#### [DIRECTIONS]
Please write out the listing exactly, with nothing altered.
Start of AVAILABLE DATA
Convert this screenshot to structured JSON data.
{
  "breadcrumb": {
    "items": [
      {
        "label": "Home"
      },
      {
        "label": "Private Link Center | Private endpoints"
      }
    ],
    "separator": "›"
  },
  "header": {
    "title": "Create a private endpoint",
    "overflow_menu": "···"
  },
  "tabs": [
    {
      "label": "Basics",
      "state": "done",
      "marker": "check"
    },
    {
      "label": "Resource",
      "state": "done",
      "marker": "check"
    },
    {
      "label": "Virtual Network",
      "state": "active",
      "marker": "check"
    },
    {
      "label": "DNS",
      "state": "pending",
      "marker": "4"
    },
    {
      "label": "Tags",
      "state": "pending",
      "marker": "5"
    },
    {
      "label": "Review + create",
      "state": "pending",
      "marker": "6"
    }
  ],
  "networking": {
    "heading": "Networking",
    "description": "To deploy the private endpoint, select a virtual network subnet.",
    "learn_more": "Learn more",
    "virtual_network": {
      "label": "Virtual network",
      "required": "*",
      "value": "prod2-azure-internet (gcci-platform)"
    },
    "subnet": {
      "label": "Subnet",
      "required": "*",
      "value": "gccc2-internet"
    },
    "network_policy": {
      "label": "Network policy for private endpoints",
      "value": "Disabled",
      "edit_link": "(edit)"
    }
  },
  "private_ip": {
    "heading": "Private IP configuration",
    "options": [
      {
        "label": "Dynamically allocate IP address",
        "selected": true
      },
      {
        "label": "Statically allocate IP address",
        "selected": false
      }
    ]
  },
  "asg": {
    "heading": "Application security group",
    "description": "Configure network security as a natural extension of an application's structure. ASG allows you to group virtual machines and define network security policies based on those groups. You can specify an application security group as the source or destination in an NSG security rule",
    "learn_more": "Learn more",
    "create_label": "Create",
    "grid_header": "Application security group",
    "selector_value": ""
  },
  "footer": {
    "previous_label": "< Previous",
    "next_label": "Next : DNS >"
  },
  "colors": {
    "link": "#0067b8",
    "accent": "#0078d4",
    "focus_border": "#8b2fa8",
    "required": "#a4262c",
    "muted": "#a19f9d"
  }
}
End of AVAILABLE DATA
#### [EXERCISE RESULT]
Convert this screenshot to structured JSON data.
{
  "breadcrumb": {
    "items": [
      {
        "label": "Home"
      },
      {
        "label": "Private Link Center | Private endpoints"
      }
    ],
    "separator": "›"
  },
  "header": {
    "title": "Create a private endpoint",
    "overflow_menu": "···"
  },
  "tabs": [
    {
      "label": "Basics",
      "state": "done",
      "marker": "check"
    },
    {
      "label": "Resource",
      "state": "done",
      "marker": "check"
    },
    {
      "label": "Virtual Network",
      "state": "active",
      "marker": "check"
    },
    {
      "label": "DNS",
      "state": "pending",
      "marker": "4"
    },
    {
      "label": "Tags",
      "state": "pending",
      "marker": "5"
    },
    {
      "label": "Review + create",
      "state": "pending",
      "marker": "6"
    }
  ],
  "networking": {
    "heading": "Networking",
    "description": "To deploy the private endpoint, select a virtual network subnet.",
    "learn_more": "Learn more",
    "virtual_network": {
      "label": "Virtual network",
      "required": "*",
      "value": "prod2-azure-internet (gcci-platform)"
    },
    "subnet": {
      "label": "Subnet",
      "required": "*",
      "value": "gccc2-internet"
    },
    "network_policy": {
      "label": "Network policy for private endpoints",
      "value": "Disabled",
      "edit_link": "(edit)"
    }
  },
  "private_ip": {
    "heading": "Private IP configuration",
    "options": [
      {
        "label": "Dynamically allocate IP address",
        "selected": true
      },
      {
        "label": "Statically allocate IP address",
        "selected": false
      }
    ]
  },
  "asg": {
    "heading": "Application security group",
    "description": "Configure network security as a natural extension of an application's structure. ASG allows you to group virtual machines and define network security policies based on those groups. You can specify an application security group as the source or destination in an NSG security rule",
    "learn_more": "Learn more",
    "create_label": "Create",
    "grid_header": "Application security group",
    "selector_value": ""
  },
  "footer": {
    "previous_label": "< Previous",
    "next_label": "Next : DNS >"
  },
  "colors": {
    "link": "#0067b8",
    "accent": "#0078d4",
    "focus_border": "#8b2fa8",
    "required": "#a4262c",
    "muted": "#a19f9d"
  }
}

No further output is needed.